Your assignment >> Gather all lines with "label" from the records.

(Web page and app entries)

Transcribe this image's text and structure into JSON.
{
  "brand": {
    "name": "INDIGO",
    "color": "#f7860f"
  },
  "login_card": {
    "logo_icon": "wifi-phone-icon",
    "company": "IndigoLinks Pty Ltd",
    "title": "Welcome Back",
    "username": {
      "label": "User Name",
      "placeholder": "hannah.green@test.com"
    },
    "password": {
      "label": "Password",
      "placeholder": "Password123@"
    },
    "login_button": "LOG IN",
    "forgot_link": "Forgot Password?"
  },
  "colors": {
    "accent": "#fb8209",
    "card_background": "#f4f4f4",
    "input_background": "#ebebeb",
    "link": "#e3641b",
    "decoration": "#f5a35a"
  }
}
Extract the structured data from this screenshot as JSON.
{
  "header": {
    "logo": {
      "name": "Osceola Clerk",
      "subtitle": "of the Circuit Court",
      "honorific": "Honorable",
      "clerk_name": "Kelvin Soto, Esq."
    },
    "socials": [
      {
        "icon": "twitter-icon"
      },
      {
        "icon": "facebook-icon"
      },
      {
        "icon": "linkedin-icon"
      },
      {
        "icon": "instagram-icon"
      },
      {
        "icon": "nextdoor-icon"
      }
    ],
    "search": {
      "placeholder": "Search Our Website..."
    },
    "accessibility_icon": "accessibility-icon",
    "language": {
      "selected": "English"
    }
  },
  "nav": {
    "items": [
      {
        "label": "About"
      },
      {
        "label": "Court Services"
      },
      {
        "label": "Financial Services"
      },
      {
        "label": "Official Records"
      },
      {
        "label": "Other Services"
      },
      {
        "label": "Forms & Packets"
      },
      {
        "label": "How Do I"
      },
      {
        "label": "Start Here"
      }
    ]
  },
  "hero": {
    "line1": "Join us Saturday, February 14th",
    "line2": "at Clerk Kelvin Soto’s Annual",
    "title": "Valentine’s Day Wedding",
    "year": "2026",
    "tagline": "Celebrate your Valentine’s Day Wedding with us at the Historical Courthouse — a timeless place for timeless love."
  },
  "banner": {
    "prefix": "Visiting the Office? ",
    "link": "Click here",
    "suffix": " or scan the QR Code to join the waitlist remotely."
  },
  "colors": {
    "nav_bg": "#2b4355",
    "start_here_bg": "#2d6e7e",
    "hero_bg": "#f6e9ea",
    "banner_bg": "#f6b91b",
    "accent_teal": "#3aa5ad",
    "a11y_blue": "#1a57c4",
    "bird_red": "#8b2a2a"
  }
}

Exercise answer >>
      "label": "User Name",
      "label": "Password",
        "label": "About"
        "label": "Court Services"
        "label": "Financial Services"
        "label": "Official Records"
        "label": "Other Services"
        "label": "Forms & Packets"
        "label": "How Do I"
        "label": "Start Here"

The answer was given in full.